delete

Tallis Map 1850 London

tallis_map_india

It took me a while to find this map. Just absolutely beautiful. I love it!

The seal of East India Company is kind of strange, but it is a great map to have.

J. TALLIS “Southern India Including the Presidencies of Bombay and Madras.” London. c.1850. Colored. 13X9. Attractive and very detailed map shows the mainland of India and the island of Ceylon. Region covered stretches from present day Pakistan and Afganistan called Sinde and Gujer showing the Gulf of Cutch and the Gulf of Cambay. Locates Karachee (Karachi) and Bombay on the coasts. In the northeast map stretches across India to Gangam, Jaggurnant and the Bay of Bengal. Includes 7 decorative engraved scenes of 1.) Shuhur, Jeypoor, 2.) Tomb of Sultan Mahomed Shah. Beja poor. 3.) The Government House, Calcutta, 4.) Seal of the East India Company, 5.) English soldiers writing on a monument, 6.) Religious statues, 7.) Armies galloping on horses and camels. Includes a decorative border frame and an elaborate title cartouche.

delete

Railway map of India from 1893

1893_railwaymaps

You have to click on this map and see how extensive the railway network was in 1893 in India. By that time almost every important city (and every important hill station) was connected by rail.

And below is the map of railway network in 2003.

2003_railway

Doesn’t look that dissimilar, does it?

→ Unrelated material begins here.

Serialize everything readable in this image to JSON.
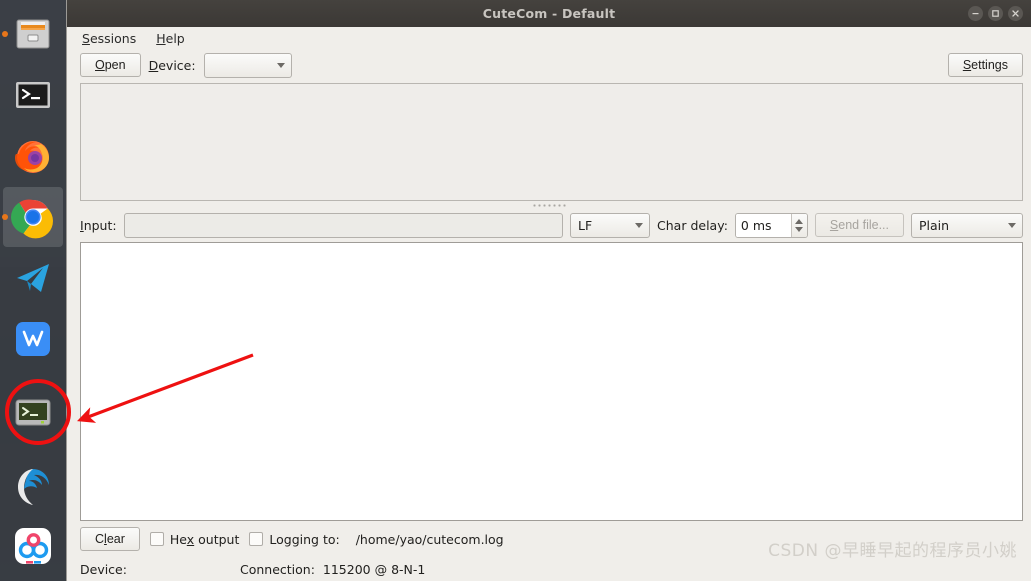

The above map is from irfca (the Indian Railway Fan Club) site. Check them out.

Related Posts Plugin for WordPress, Blogger...